I don’t find this trip down Memory Lane to be quite so … disappointing … as the food. May have something to do with the olfactory sense being the most acute.

Spirograph. I have a vintage set, the original #401, 1967. It has all the wheels and pins, but no pens. I use my beloved Pilot Precise V5s in different colors for this. Sadly, I am not very good at this and I have no imagination.

Loom and doom: The ubiquitous pot holder loom. Laugh all you want, but I need more of these things because, quite frankly, they’re better than any pot holders I’ve ever bought. The problem is, the good ones (metal) are freaking expensive now. $15 per pot holder? I think not. (Yes, there are less expensive ones on Amazon. Look at the shipping, though.)

Yeah, so it’s Fisher-Price. Big deal. It played Karen Carpenter and Donny Osmond a whole helluvalot more than it played Dick Wittington and His Cat, and Drake’s Tale and The Bremen Town Musicians.

Chinese checkers. My dad and I used to play almost every night before bed. I don’t know when we stopped but it was probably around the time I decided winning didn’t do anything for me and losing pissed me off. My grandmother taught me how to play gin rummy and checkers.

Except … there was Pit. Playing that game 1) was a valuable economic life lesson and 2) actually did get me pumped when I won and 3) didn’t depress me if I lost because that’s just how the market works. My mother, grandmother, great-aunt, and I would play on New Year’s Eve (my mom’s birthday) and of the four of us, I am the least competitive. It got loud. And nasty. It was glorious.

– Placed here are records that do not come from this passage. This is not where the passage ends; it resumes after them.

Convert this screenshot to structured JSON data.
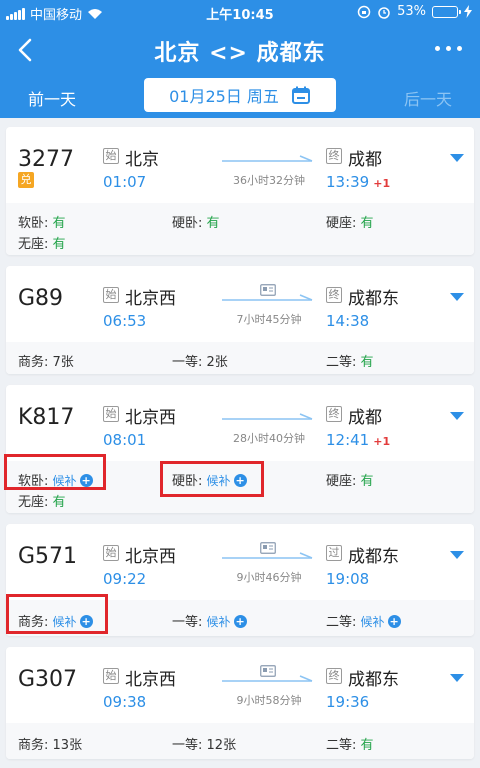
{
  "status_bar": {
    "carrier": "中国移动",
    "time": "上午10:45",
    "battery": "53%",
    "battery_level": 0.53
  },
  "nav": {
    "title": "北京 <> 成都东"
  },
  "date_bar": {
    "prev": "前一天",
    "date": "01月25日 周五",
    "next": "后一天"
  },
  "icons": {
    "accent": "#2d8fe6",
    "available": "#23a34a",
    "highlight": "#e0262b",
    "calendar": "calendar-icon",
    "id_card": "id-card-icon"
  },
  "trains": [
    {
      "number": "3277",
      "badge": "兑",
      "from_tag": "始",
      "from": "北京",
      "depart": "01:07",
      "to_tag": "终",
      "to": "成都",
      "arrive": "13:39",
      "plus": "+1",
      "duration": "36小时32分钟",
      "seats": [
        {
          "label": "软卧:",
          "value": "有"
        },
        {
          "label": "硬卧:",
          "value": "有"
        },
        {
          "label": "硬座:",
          "value": "有"
        },
        {
          "label": "无座:",
          "value": "有"
        }
      ]
    },
    {
      "number": "G89",
      "from_tag": "始",
      "from": "北京西",
      "depart": "06:53",
      "to_tag": "终",
      "to": "成都东",
      "arrive": "14:38",
      "duration": "7小时45分钟",
      "seats": [
        {
          "label": "商务:",
          "value": "7张"
        },
        {
          "label": "一等:",
          "value": "2张"
        },
        {
          "label": "二等:",
          "value": "有"
        }
      ]
    },
    {
      "number": "K817",
      "from_tag": "始",
      "from": "北京西",
      "depart": "08:01",
      "to_tag": "终",
      "to": "成都",
      "arrive": "12:41",
      "plus": "+1",
      "duration": "28小时40分钟",
      "seats": [
        {
          "label": "软卧:",
          "value": "候补"
        },
        {
          "label": "硬卧:",
          "value": "候补"
        },
        {
          "label": "硬座:",
          "value": "有"
        },
        {
          "label": "无座:",
          "value": "有"
        }
      ]
    },
    {
      "number": "G571",
      "from_tag": "始",
      "from": "北京西",
      "depart": "09:22",
      "to_tag": "过",
      "to": "成都东",
      "arrive": "19:08",
      "duration": "9小时46分钟",
      "seats": [
        {
          "label": "商务:",
          "value": "候补"
        },
        {
          "label": "一等:",
          "value": "候补"
        },
        {
          "label": "二等:",
          "value": "候补"
        }
      ]
    },
    {
      "number": "G307",
      "from_tag": "始",
      "from": "北京西",
      "depart": "09:38",
      "to_tag": "终",
      "to": "成都东",
      "arrive": "19:36",
      "duration": "9小时58分钟",
      "seats": [
        {
          "label": "商务:",
          "value": "13张"
        },
        {
          "label": "一等:",
          "value": "12张"
        },
        {
          "label": "二等:",
          "value": "有"
        }
      ]
    }
  ]
}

Dime store Halloween masks should not be left out. Store-bought costumes were out of our budget (because back then, sewing was more economical), but I wanted one of those masks in the worst way.

Does anybody actually know how to play croquet? There were balls and mallets. WHACK! That’s all I needed.

Trouble, Sorry! (not sorry), and Operation.

Old Maid, Go Fish, jacks, and kaleidoscopes.

Clackers. Oh, clackers. Talk about an onomatopoeia. And alternative uses.

The IceBird snow cone maker. I got this for Christmas one year. I don’t know what my parents were thinking. The flavor packets operated on the Gillette razor blade and printer ink model: Buy the toy for cheap and pay a fortune to be able to keep using it.

A Skipper doll. Barbie was a little too upscale for the likes of me.

Going back a little farther, then, we’ve got Bozo the Clown. I got this for my 3rd birthday and promptly popped a hole in him. Why? Because I had just had a vaccine shot and, because I understood the concept of vaccination all too well, thought Bozo should be as inoculated as I was. I got one of my mother’s sewing needles and carefully poked his arm. I was thoroughly bewildered by his inability to hold air after that.

And last but not least, See’n’Say The Farmer Says, and a busy doll for fine-tuning motor skills. Yes, I still remember it.

Where do we go from here?

Testers don’t break the code.
They break your illusions about the code.